Following oral arguments in Merck v. Albrecht on Jan. 7, the Supreme Court is pondering a decision that could reset the balance of power over drug label warnings between FDA and state courts. The outcome could have substantial financial implications for drug companies, either limiting or increasing their vulnerability to state tort litigation.
The court is being asked to decide if FDA’s denial of a proposed warning from Merck & Co. Inc. about a specific type of risk precluded the company from warning about a different risk.
More fundamentally, the case is about the roles of state courts and FDA in protecting the public from inaccurate or missing warnings on drug labels, and the Supreme Court is being asked to tell lower courts how they should determine if an FDA labeling decision preempts state law.
The underlying question is whether litigation in state courts supplements FDA vigilance, or if on the contrary, it undermines the agency’s authority and endangers public health by substituting an unpredictable hodgepodge of state court rulings for the judgment of a federal regulatory agency.
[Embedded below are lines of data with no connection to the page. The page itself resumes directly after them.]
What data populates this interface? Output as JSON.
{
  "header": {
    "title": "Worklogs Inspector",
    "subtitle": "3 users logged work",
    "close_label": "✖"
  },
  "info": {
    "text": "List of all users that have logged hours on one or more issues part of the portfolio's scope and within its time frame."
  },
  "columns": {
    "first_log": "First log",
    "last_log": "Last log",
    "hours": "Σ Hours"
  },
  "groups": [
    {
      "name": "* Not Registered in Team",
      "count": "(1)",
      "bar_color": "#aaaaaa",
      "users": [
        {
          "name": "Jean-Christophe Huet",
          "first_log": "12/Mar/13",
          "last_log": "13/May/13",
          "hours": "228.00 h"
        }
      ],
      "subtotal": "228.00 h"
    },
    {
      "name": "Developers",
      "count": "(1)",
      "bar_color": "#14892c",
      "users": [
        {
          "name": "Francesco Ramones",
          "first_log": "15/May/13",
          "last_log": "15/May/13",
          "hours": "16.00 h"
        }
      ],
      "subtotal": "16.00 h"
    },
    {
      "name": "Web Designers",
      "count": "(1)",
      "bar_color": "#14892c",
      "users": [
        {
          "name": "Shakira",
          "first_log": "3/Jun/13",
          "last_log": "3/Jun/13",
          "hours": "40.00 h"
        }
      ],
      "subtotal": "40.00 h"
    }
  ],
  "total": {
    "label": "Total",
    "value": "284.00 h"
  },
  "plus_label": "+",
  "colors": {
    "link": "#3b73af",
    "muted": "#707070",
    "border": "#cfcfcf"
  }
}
The comments and questions of Supreme Court justices outlined the contours of the controversy, but as always it is impossible to make confident predictions of their ruling based on